‘I can confirm, as the prime minister said, the people sent to Cyprus to serve our country in our military or government will be protected in full from any tax on their deposits.

‘And the OBR have today sharply revised down their future growth forecast for the eurozone and expect it will remain in recession throughout this year.

‘In their words the underlying situation in the eurozone remains very fragile.

‘And I will be straight with the country – another bout of economic storms in the eurozone would hit Britain’s economic fortunes hard.

‘Forty per cent of all we export we export to the eurozone . . .

‘We are still very exposed to what happens on the continent.’

Moving on, Osborne predicted economic growth to be 1.8% in 2014; 2.3% in 2015; 2.7% in 2016 and 2.8% in 2017, he claimed that borrowing of £114bn this year will fall to £108bn, £97bn and £87bn in following years.

He claimed that borrowing as a share of GDP will fall from 7.4% in 2013-14 to 5% in 2015-16, but debt as a share of GDP will increase from 75.9% in 2012-13 to 85.1% in 2015-16.

He stated: ‘The spending reductions we promised have been more than delivered. Welfare reforms have been legislated for and are taking place. And here’s the clear sign of progress.

‘The proportion of national income spent by the state has fallen from 47.4% three years ago to 43.6% today and it’s on course to reach 40.5% at the end of the period.’

Osborne then announced his draconian plunder of public sector pay.

He said: ‘The government will extend the restraint on public sector pay for a further year by limiting increases to an average of up to 1% in 2015/16.’ This is much lower than inflation.

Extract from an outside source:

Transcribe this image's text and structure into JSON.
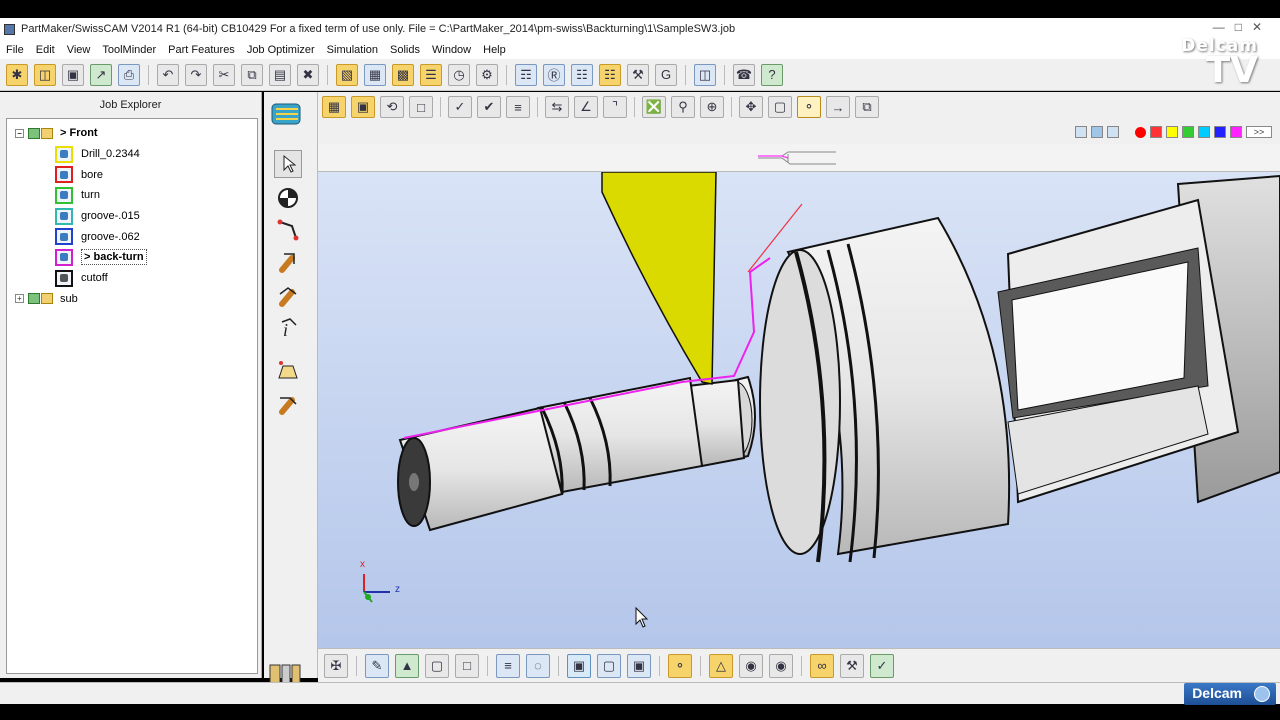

He added: ‘This will apply to the civil service and workforces with pay review bodies.

‘Local government and devolved administration budgets will be adjusted accordingly in the spending round.

‘We will also seek substantial savings from what is called progression pay.

‘These are the annual increases in the pay of some parts of the public sector. I think they are difficult to justify when others in the public sector and millions more in the private sector have seen pay frozen or even cut.

‘I know that is tough, but it is fair. And in difficult times with the inevitable trade off between paying people more and saving jobs we should put jobs first . . .

‘We will exempt our military from changes in progression pay.’

Osborne announced that Corporation Tax for big business is to be cut by 1% to 20% in 2015, boasting that it is ‘the lowest in the world’.